Third, this statement blows my mind:
One of the most common errors of pastors when they began looking for a message to preach is to assume that since the Bible itself is called “The Word of God,” anything in it they decide to preach suffices as God’s message for this Sunday.
The apostle Paul told Timothy to preach the Word (2 Tim. 4:2). Where is the concept for the New Testament pastor/elder to get alone with God to get some sort of word from God beyond the Bible before he preaches what his congregation “needs”? McKeever is telling pastors that just because they’re preaching from the Bible, it doesn’t mean that they’re preaching what their congregation needs. Instead, pastors must pray and wait for God to tell them what to preach. This sounds like we should be searching for a “canon within the canon.” In other words, McKeever is telling pastors to become a type of mediator between their congregation and God, since the pastor alone knows what section from God’s Word the congregation needs from one Sunday to the next. I, on the other hand, believe I have a Word from God for the people of God because I preach from the Word of God. Moreover, the people who think they don’t need it in my congregation, are the ones who need it the most. The Word of God is living and active, sharper than any two-edged sword, piercing to the division of soul and of spirit, of joints and of marrow, and discerning the thoughts and intentions of the heart (Heb. 4:12). Notice that all of God’s Word is living and active, not merely the section of Scripture I think my congregation needs to hear.

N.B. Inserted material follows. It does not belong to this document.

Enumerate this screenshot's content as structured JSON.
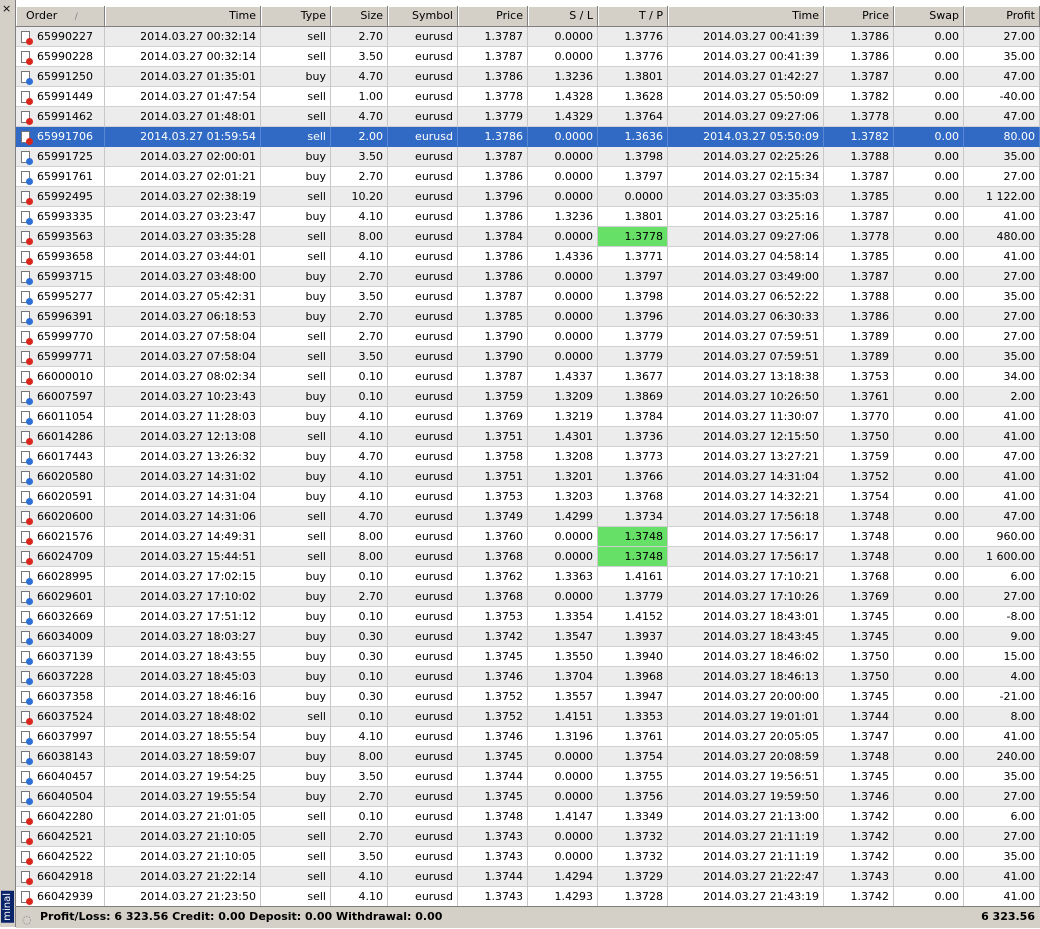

Fourth, there is no biblical proof that pastors are supposed to pray and wait for God to lead them to what text to preach. How can the Word of God–the completed canon we have in both the Old and New Testaments–be sufficient if pastors now need extra biblical truth from God so they can know what to preach? What McKeever suggests sounds spiritual, but there is no biblical warrant for it. If you have biblical proof that McKeever is correct, then please show me.
So, men, you don’t need to wait around for some feeling to tell you what text to preach. You need to get up and proclaim the Word of God from the Bible. Your congregation needs all of it (Matt. 28:20)! Begin today; turn the page to your next sermon, and the next, and the next, until all your congregation has grown into mature Christians (Acts 20:26-27). You’re free in Christ to preach the Bible.

Thanks Jared, well-written.
Clark D